Dr. Rev. Tom Thresher, author of a new book, Reverent Irreverence, has used his experience with Integral Theory to create new possibilities for the church and Christianity. His book tracks his experience in a church that he pastors in Western Washington and offers a vision for change in the future church. He provides a model that integrates Eastern wisdom and Western enlightenment, yet leaves room for traditional as well as progressive Christians and anyone else that would like to experience what he refers to as “Christ consciousness.” When those in leadership realize that the purpose of the church is to help others experience the Divine at the deepest levels, then the focus of the congregation is on practices and behavior and not on beliefs and creeds. I believe that Thresher is on to something very important.
As I have written before, I am hopeful that the young people in the “Emerging” movement will continue to offer something substantial to a new and vital understanding of the Christian faith. Phil Snider and Emily Bowen, both ordained clergy in the Disciples of Christ church, certainly believe that there are plenty of opportunities in the Emergent movement to help the whole church evolve. They have written a book called, Toward a Hopeful Future. The subtitle of their book is, “Why the Emergent Church is Good News for the Mainline Congregations.” As co-pastors of a church in Springfield Missouri, they speak and write from experience. Like Thresher they offer not only a vision but a model. And best of all, they provide tools and many tips garnered from their own experience of trying to accommodate young people from this changing spectrum. They make it very clear, however, that our mainline churches cannot keep doing things the same way and expect these young people to conform to our ways, our theologies and Christologies. “Emergents” are as uncomfortable with absolute certainty as they are with our typical mainline worship services. But they certainly represent Dandelions in the sidewalk’s cracks of our church institutions.

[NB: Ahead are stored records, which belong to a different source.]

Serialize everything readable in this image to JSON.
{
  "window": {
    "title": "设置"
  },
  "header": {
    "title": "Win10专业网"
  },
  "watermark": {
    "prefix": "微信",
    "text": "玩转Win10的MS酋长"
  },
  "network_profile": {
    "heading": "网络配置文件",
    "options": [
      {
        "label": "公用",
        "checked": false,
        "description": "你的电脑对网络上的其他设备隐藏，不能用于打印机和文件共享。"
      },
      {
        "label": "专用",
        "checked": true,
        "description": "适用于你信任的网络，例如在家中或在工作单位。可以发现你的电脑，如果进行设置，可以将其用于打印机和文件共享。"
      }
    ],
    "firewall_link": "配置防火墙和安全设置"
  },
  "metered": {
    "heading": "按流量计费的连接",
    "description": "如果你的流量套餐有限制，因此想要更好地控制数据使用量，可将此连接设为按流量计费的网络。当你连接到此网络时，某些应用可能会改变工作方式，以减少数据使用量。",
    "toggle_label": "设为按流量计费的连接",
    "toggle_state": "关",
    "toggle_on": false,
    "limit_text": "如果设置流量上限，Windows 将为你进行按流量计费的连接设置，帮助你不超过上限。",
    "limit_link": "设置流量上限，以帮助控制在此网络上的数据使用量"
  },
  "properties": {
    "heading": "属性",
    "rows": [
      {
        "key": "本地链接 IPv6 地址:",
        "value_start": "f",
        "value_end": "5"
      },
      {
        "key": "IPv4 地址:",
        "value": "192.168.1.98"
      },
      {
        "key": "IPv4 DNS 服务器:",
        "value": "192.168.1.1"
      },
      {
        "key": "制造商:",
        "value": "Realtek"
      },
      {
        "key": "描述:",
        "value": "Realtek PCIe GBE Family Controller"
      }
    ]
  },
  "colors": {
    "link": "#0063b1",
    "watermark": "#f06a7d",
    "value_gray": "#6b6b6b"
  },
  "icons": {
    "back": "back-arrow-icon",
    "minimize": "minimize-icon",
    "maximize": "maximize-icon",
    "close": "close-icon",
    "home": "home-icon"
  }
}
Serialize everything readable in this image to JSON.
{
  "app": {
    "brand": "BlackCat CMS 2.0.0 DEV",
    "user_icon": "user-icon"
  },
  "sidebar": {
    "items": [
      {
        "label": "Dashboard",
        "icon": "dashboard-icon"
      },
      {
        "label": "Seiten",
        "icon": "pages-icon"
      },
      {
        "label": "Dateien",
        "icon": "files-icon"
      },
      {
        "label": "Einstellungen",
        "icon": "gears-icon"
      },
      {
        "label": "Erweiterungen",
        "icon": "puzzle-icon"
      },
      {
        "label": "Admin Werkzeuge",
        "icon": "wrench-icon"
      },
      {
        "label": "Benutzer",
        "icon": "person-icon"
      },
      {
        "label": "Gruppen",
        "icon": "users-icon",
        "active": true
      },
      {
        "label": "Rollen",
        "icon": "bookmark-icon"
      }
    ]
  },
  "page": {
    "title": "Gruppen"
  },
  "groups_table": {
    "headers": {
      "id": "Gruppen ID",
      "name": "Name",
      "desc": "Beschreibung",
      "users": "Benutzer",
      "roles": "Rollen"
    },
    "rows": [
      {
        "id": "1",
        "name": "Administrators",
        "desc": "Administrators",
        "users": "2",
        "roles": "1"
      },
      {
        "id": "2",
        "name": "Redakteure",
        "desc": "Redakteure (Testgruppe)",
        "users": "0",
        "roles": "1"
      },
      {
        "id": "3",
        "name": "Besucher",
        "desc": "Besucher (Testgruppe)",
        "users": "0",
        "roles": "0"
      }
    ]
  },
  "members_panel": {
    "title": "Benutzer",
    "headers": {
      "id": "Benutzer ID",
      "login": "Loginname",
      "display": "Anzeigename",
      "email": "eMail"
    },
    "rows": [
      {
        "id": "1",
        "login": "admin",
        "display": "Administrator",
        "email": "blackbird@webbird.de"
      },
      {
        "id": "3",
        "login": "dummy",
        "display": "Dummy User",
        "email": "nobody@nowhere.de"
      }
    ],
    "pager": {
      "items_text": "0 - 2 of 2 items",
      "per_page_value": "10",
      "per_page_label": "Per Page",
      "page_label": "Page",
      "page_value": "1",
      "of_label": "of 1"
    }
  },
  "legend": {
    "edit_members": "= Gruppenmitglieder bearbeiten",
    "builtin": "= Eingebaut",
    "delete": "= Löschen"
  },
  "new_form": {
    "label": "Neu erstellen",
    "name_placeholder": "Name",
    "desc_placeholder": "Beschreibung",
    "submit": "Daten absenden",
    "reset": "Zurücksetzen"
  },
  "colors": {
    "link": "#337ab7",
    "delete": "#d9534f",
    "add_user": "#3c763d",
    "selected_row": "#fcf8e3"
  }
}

One of the other places we continue to see new life is in the growing number of people who are forming intentional spiritual groups in their homes and small meeting rooms with no plans to grow into a typical church. We continue to get requests from these groups for educational materials for children and adults, for rituals for small groups and simple music that they can use in their gatherings. They meet on a variety of days of the week and frequently share a meal. While some call themselves Christians, the majority seem to feel that they do not need to identify with any particular religion. They often create their own blend of rituals borrowing from a variety of traditions. It will be interesting to see how these groups develop over the years but their formation indicates a growing hunger for community and spirituality that is not being met in our typical churches.
So yes, there are reasons we are still here. I believe that we are experiencing a move away from creeds and Christological debates, toward a greater focus on values, behavior and spirituality. There will continue to be a growing interest in a spiritual path than in dogma. I still see purpose in forming communities to help each other develop a “Christ consciousness” and to provide the opportunities to experience the Divine. I am certain that it will happen at some point, even if it does not happen in our existing churches. The opportunities, the teachers and the models are there and ready to go. I guess the question is, are we?